SOURCE MATERIAL ->
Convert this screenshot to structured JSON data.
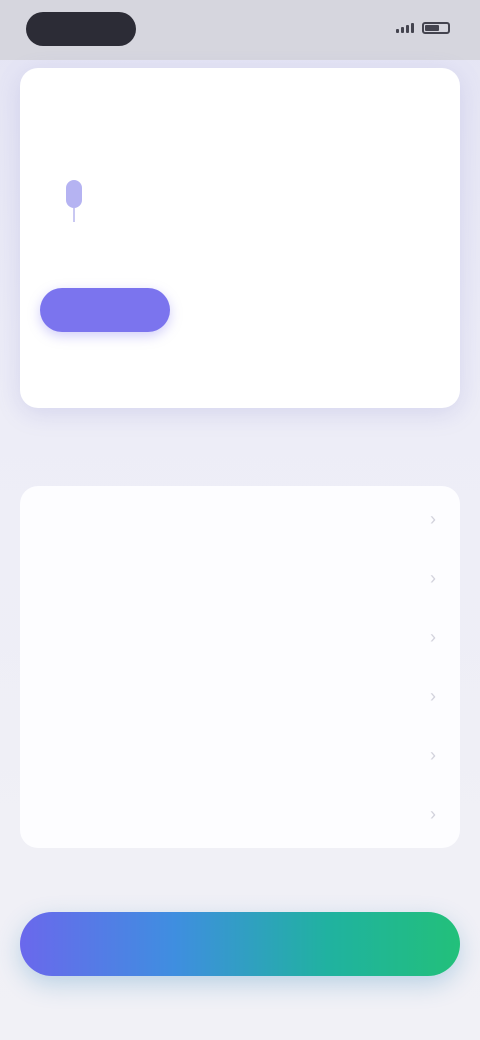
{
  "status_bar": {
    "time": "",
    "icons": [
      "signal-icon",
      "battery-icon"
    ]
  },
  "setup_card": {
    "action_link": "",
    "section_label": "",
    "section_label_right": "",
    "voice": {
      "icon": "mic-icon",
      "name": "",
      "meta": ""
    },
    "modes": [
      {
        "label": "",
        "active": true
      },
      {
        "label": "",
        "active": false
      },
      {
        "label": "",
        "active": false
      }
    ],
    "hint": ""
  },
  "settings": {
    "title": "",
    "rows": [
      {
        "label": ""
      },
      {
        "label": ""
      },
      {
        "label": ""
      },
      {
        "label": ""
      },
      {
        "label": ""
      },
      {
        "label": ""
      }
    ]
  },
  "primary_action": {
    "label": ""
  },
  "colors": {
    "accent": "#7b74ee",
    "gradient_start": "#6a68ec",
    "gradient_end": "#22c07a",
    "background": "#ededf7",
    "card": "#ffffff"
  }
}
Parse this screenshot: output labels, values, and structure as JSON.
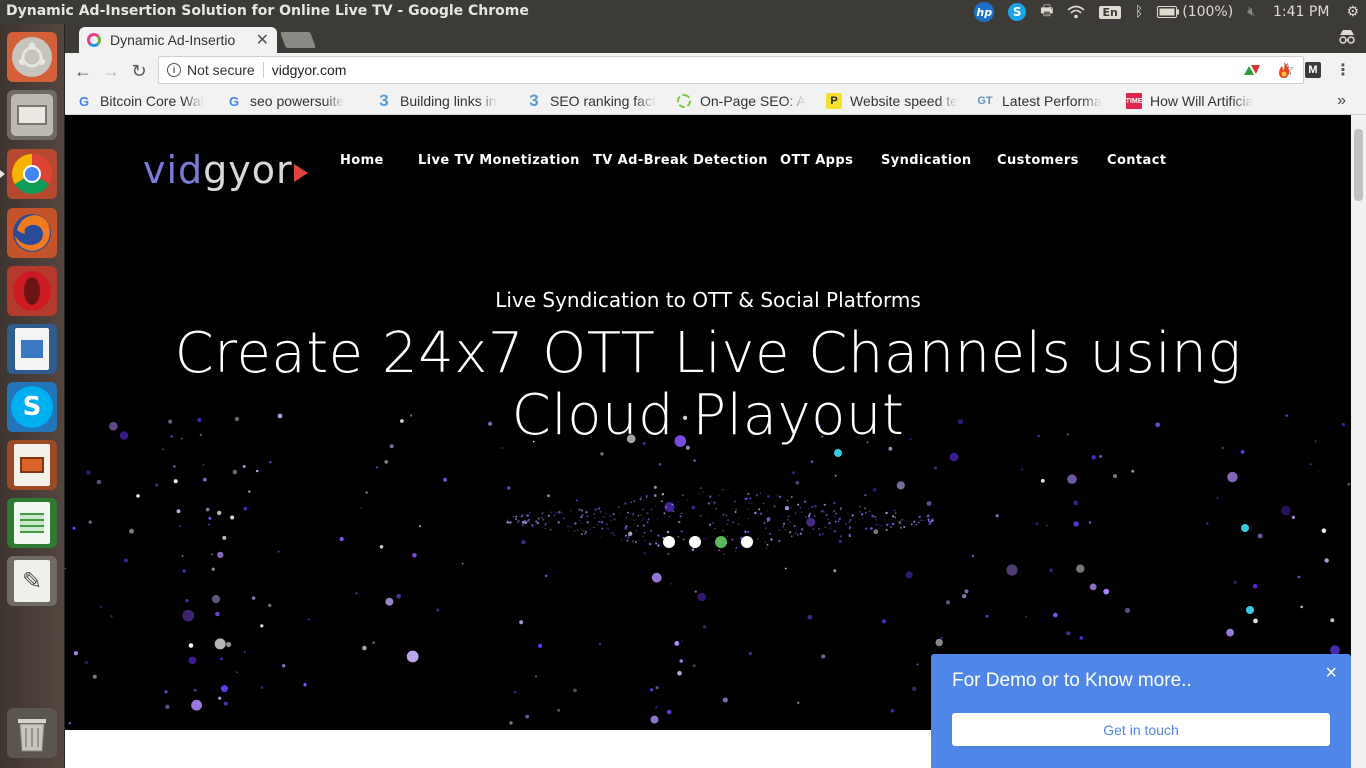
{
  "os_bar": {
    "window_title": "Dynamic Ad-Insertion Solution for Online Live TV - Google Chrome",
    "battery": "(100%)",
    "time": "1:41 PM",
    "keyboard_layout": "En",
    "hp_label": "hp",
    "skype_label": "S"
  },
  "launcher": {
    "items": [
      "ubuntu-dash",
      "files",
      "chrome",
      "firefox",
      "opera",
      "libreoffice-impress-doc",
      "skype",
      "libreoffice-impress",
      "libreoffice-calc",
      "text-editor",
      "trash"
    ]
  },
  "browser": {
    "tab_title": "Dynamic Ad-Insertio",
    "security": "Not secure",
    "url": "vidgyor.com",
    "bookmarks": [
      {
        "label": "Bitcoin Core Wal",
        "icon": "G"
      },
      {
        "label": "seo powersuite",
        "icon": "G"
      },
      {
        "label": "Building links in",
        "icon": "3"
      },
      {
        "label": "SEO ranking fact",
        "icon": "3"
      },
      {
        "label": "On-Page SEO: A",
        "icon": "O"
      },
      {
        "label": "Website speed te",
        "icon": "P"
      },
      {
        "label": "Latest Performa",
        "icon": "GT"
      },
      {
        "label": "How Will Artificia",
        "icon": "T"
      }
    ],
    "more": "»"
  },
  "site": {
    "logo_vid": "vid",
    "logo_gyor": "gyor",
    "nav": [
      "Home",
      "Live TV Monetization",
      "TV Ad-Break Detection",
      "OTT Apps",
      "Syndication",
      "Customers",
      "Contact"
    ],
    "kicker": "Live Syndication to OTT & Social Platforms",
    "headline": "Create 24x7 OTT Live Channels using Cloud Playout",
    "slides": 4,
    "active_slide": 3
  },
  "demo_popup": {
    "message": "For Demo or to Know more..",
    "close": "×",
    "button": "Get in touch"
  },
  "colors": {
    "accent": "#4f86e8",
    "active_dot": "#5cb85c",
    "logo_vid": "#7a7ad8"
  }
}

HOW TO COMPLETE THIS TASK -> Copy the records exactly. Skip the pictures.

SOLUTION FOR THIS TASK ->
Convert this screenshot to structured JSON data.
{
  "status_bar": {
    "time": "",
    "icons": [
      "signal-icon",
      "battery-icon"
    ]
  },
  "setup_card": {
    "action_link": "",
    "section_label": "",
    "section_label_right": "",
    "voice": {
      "icon": "mic-icon",
      "name": "",
      "meta": ""
    },
    "modes": [
      {
        "label": "",
        "active": true
      },
      {
        "label": "",
        "active": false
      },
      {
        "label": "",
        "active": false
      }
    ],
    "hint": ""
  },
  "settings": {
    "title": "",
    "rows": [
      {
        "label": ""
      },
      {
        "label": ""
      },
      {
        "label": ""
      },
      {
        "label": ""
      },
      {
        "label": ""
      },
      {
        "label": ""
      }
    ]
  },
  "primary_action": {
    "label": ""
  },
  "colors": {
    "accent": "#7b74ee",
    "gradient_start": "#6a68ec",
    "gradient_end": "#22c07a",
    "background": "#ededf7",
    "card": "#ffffff"
  }
}
Parse this screenshot: output labels, values, and structure as JSON.
{
  "os_bar": {
    "window_title": "Dynamic Ad-Insertion Solution for Online Live TV - Google Chrome",
    "battery": "(100%)",
    "time": "1:41 PM",
    "keyboard_layout": "En",
    "hp_label": "hp",
    "skype_label": "S"
  },
  "launcher": {
    "items": [
      "ubuntu-dash",
      "files",
      "chrome",
      "firefox",
      "opera",
      "libreoffice-impress-doc",
      "skype",
      "libreoffice-impress",
      "libreoffice-calc",
      "text-editor",
      "trash"
    ]
  },
  "browser": {
    "tab_title": "Dynamic Ad-Insertio",
    "security": "Not secure",
    "url": "vidgyor.com",
    "bookmarks": [
      {
        "label": "Bitcoin Core Wal",
        "icon": "G"
      },
      {
        "label": "seo powersuite",
        "icon": "G"
      },
      {
        "label": "Building links in",
        "icon": "3"
      },
      {
        "label": "SEO ranking fact",
        "icon": "3"
      },
      {
        "label": "On-Page SEO: A",
        "icon": "O"
      },
      {
        "label": "Website speed te",
        "icon": "P"
      },
      {
        "label": "Latest Performa",
        "icon": "GT"
      },
      {
        "label": "How Will Artificia",
        "icon": "T"
      }
    ],
    "more": "»"
  },
  "site": {
    "logo_vid": "vid",
    "logo_gyor": "gyor",
    "nav": [
      "Home",
      "Live TV Monetization",
      "TV Ad-Break Detection",
      "OTT Apps",
      "Syndication",
      "Customers",
      "Contact"
    ],
    "kicker": "Live Syndication to OTT & Social Platforms",
    "headline": "Create 24x7 OTT Live Channels using Cloud Playout",
    "slides": 4,
    "active_slide": 3
  },
  "demo_popup": {
    "message": "For Demo or to Know more..",
    "close": "×",
    "button": "Get in touch"
  },
  "colors": {
    "accent": "#4f86e8",
    "active_dot": "#5cb85c",
    "logo_vid": "#7a7ad8"
  }
}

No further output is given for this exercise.